:: EXERCISE AIM ::
Every entry below should come back unchanged, except that the pictures are dropped.
* * * * * * * * *
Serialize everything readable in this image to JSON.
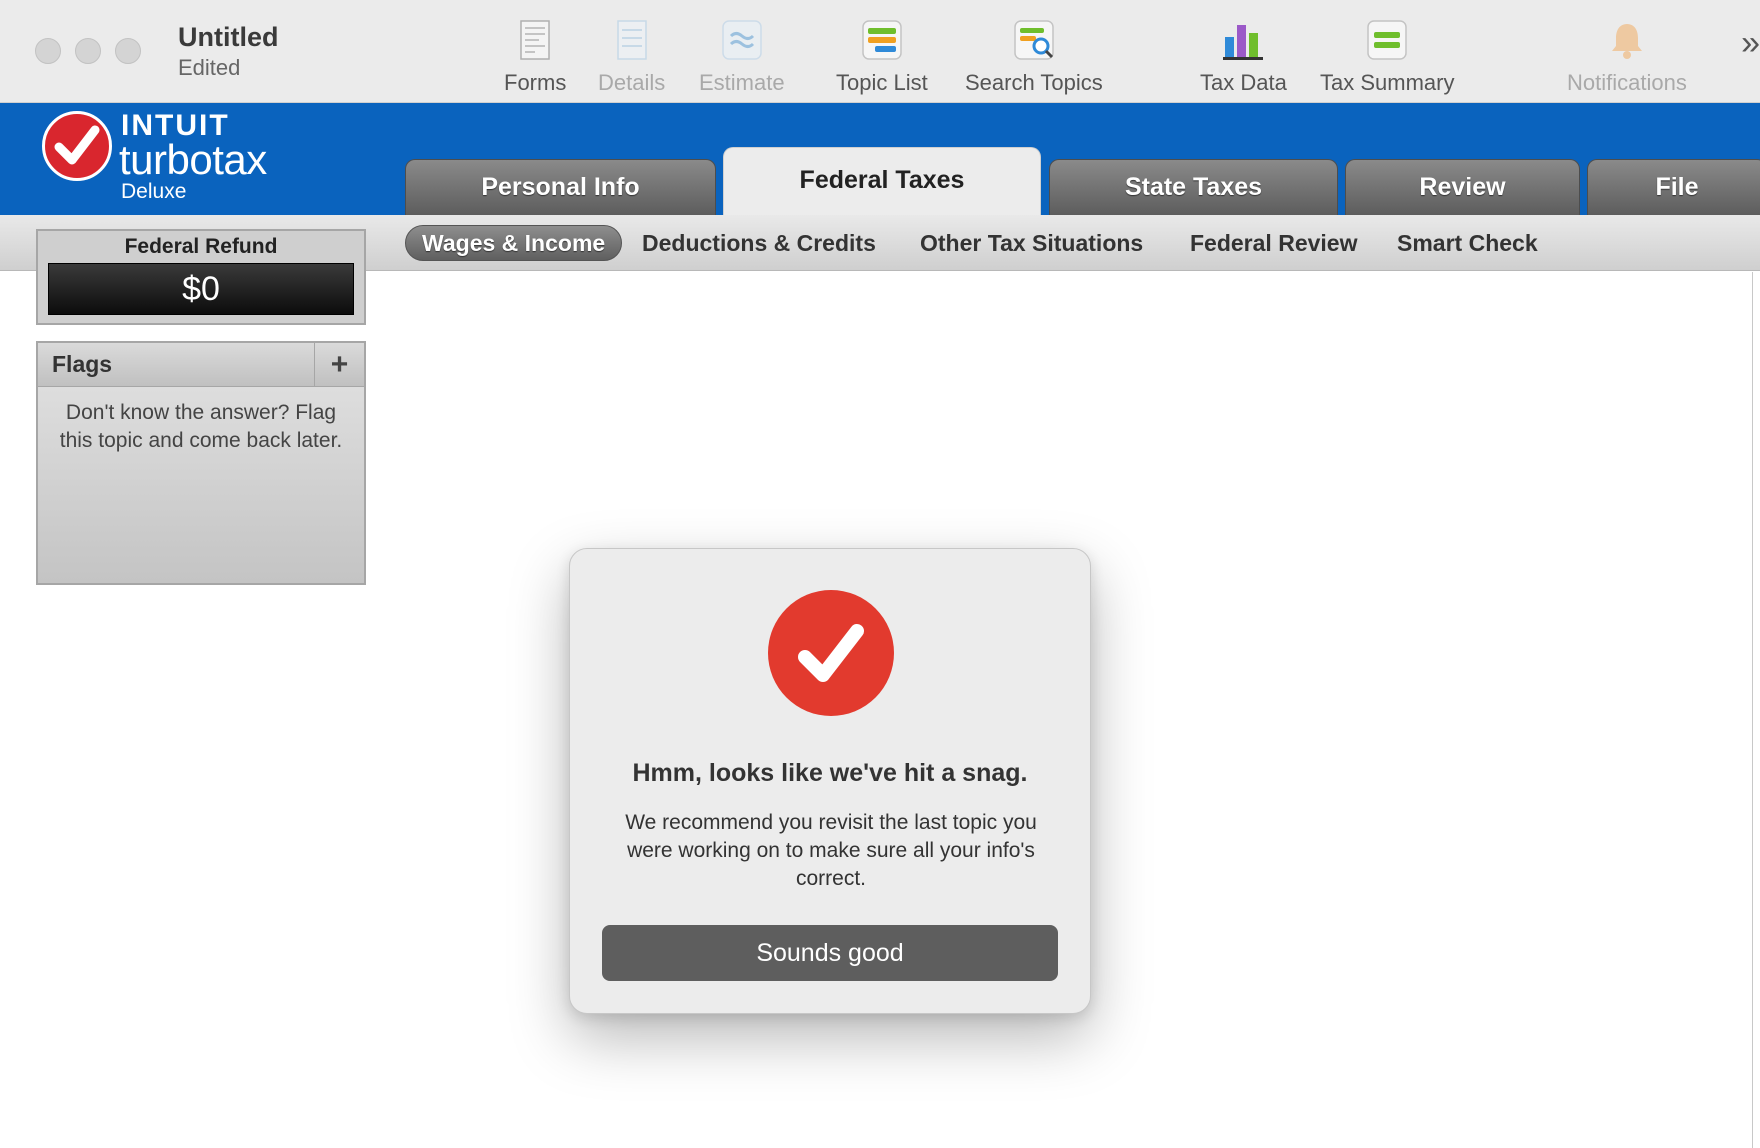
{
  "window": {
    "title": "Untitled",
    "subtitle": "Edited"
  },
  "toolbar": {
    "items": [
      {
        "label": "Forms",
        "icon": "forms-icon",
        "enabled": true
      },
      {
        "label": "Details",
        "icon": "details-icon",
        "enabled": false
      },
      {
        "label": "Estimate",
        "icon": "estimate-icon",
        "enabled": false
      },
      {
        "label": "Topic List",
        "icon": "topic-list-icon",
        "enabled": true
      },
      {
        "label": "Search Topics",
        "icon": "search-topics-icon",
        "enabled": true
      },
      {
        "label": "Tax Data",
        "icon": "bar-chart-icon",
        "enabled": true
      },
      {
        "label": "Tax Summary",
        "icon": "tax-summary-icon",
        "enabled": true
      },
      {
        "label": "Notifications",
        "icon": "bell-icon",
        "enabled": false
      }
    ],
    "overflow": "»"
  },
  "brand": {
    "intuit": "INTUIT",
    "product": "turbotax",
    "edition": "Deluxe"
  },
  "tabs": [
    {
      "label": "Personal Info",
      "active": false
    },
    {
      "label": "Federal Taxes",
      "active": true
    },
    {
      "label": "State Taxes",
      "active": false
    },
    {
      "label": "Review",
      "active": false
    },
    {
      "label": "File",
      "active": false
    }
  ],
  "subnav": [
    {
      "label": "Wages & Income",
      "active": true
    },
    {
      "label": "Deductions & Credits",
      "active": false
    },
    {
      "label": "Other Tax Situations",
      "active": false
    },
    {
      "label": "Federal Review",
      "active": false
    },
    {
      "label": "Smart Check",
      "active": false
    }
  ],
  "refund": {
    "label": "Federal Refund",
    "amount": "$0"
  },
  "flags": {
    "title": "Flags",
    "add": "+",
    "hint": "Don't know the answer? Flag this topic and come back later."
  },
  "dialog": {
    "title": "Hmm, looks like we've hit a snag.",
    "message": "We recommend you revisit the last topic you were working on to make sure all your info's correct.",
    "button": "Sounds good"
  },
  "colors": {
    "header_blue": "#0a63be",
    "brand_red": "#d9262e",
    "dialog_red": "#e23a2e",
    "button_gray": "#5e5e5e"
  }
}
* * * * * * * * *
:: SOLVED PROBLEM ::
Serialize everything readable in this image to JSON.
{
  "window": {
    "title": "Untitled",
    "subtitle": "Edited"
  },
  "toolbar": {
    "items": [
      {
        "label": "Forms",
        "icon": "forms-icon",
        "enabled": true
      },
      {
        "label": "Details",
        "icon": "details-icon",
        "enabled": false
      },
      {
        "label": "Estimate",
        "icon": "estimate-icon",
        "enabled": false
      },
      {
        "label": "Topic List",
        "icon": "topic-list-icon",
        "enabled": true
      },
      {
        "label": "Search Topics",
        "icon": "search-topics-icon",
        "enabled": true
      },
      {
        "label": "Tax Data",
        "icon": "bar-chart-icon",
        "enabled": true
      },
      {
        "label": "Tax Summary",
        "icon": "tax-summary-icon",
        "enabled": true
      },
      {
        "label": "Notifications",
        "icon": "bell-icon",
        "enabled": false
      }
    ],
    "overflow": "»"
  },
  "brand": {
    "intuit": "INTUIT",
    "product": "turbotax",
    "edition": "Deluxe"
  },
  "tabs": [
    {
      "label": "Personal Info",
      "active": false
    },
    {
      "label": "Federal Taxes",
      "active": true
    },
    {
      "label": "State Taxes",
      "active": false
    },
    {
      "label": "Review",
      "active": false
    },
    {
      "label": "File",
      "active": false
    }
  ],
  "subnav": [
    {
      "label": "Wages & Income",
      "active": true
    },
    {
      "label": "Deductions & Credits",
      "active": false
    },
    {
      "label": "Other Tax Situations",
      "active": false
    },
    {
      "label": "Federal Review",
      "active": false
    },
    {
      "label": "Smart Check",
      "active": false
    }
  ],
  "refund": {
    "label": "Federal Refund",
    "amount": "$0"
  },
  "flags": {
    "title": "Flags",
    "add": "+",
    "hint": "Don't know the answer? Flag this topic and come back later."
  },
  "dialog": {
    "title": "Hmm, looks like we've hit a snag.",
    "message": "We recommend you revisit the last topic you were working on to make sure all your info's correct.",
    "button": "Sounds good"
  },
  "colors": {
    "header_blue": "#0a63be",
    "brand_red": "#d9262e",
    "dialog_red": "#e23a2e",
    "button_gray": "#5e5e5e"
  }
}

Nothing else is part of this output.